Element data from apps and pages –
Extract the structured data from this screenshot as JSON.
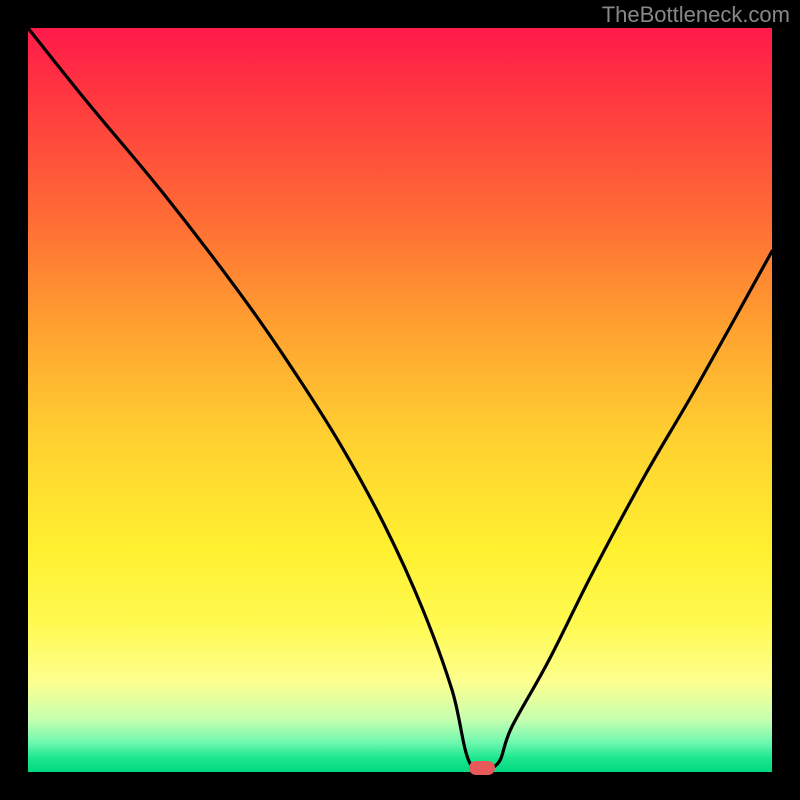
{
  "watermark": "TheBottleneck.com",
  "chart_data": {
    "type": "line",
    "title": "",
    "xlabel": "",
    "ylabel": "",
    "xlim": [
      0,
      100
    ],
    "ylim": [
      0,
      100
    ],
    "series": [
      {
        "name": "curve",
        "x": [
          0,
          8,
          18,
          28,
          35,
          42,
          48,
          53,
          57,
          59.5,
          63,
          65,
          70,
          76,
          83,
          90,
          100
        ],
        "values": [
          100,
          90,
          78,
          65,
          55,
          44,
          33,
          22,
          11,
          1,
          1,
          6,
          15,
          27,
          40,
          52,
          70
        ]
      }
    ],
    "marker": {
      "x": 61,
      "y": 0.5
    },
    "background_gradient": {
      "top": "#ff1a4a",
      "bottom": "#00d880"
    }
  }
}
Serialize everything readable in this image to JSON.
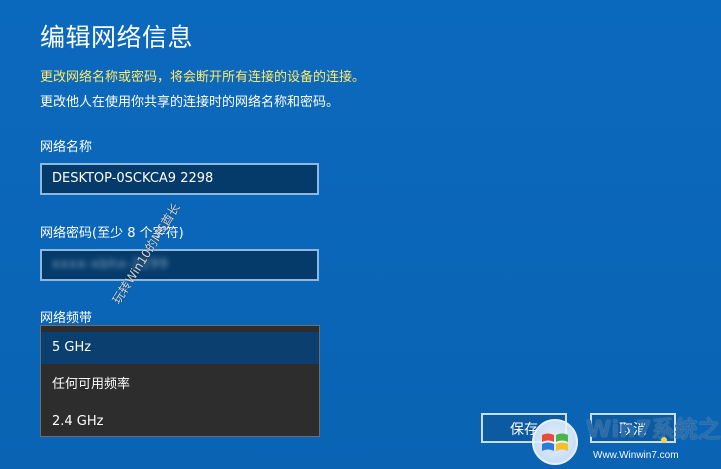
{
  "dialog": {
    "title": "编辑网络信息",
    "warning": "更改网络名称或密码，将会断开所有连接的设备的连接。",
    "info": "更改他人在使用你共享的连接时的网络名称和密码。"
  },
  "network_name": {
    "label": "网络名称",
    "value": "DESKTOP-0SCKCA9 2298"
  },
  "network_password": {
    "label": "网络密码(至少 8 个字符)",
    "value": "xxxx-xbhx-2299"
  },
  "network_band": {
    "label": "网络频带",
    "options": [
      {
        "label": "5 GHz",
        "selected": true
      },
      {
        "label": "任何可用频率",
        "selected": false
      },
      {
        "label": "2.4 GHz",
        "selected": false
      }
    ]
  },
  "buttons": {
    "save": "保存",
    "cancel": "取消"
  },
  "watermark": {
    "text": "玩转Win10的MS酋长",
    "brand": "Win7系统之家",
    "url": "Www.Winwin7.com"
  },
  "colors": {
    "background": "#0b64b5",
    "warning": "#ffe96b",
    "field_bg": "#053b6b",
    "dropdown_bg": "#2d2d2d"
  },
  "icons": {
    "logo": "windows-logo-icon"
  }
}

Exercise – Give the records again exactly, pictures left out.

Task output –
Extract the structured data from this screenshot as JSON.
{
  "watermark": "TheBottleneck.com",
  "chart_data": {
    "type": "line",
    "title": "",
    "xlabel": "",
    "ylabel": "",
    "xlim": [
      0,
      100
    ],
    "ylim": [
      0,
      100
    ],
    "series": [
      {
        "name": "curve",
        "x": [
          0,
          8,
          18,
          28,
          35,
          42,
          48,
          53,
          57,
          59.5,
          63,
          65,
          70,
          76,
          83,
          90,
          100
        ],
        "values": [
          100,
          90,
          78,
          65,
          55,
          44,
          33,
          22,
          11,
          1,
          1,
          6,
          15,
          27,
          40,
          52,
          70
        ]
      }
    ],
    "marker": {
      "x": 61,
      "y": 0.5
    },
    "background_gradient": {
      "top": "#ff1a4a",
      "bottom": "#00d880"
    }
  }
}
Serialize everything readable in this image to JSON.
{
  "dialog": {
    "title": "编辑网络信息",
    "warning": "更改网络名称或密码，将会断开所有连接的设备的连接。",
    "info": "更改他人在使用你共享的连接时的网络名称和密码。"
  },
  "network_name": {
    "label": "网络名称",
    "value": "DESKTOP-0SCKCA9 2298"
  },
  "network_password": {
    "label": "网络密码(至少 8 个字符)",
    "value": "xxxx-xbhx-2299"
  },
  "network_band": {
    "label": "网络频带",
    "options": [
      {
        "label": "5 GHz",
        "selected": true
      },
      {
        "label": "任何可用频率",
        "selected": false
      },
      {
        "label": "2.4 GHz",
        "selected": false
      }
    ]
  },
  "buttons": {
    "save": "保存",
    "cancel": "取消"
  },
  "watermark": {
    "text": "玩转Win10的MS酋长",
    "brand": "Win7系统之家",
    "url": "Www.Winwin7.com"
  },
  "colors": {
    "background": "#0b64b5",
    "warning": "#ffe96b",
    "field_bg": "#053b6b",
    "dropdown_bg": "#2d2d2d"
  },
  "icons": {
    "logo": "windows-logo-icon"
  }
}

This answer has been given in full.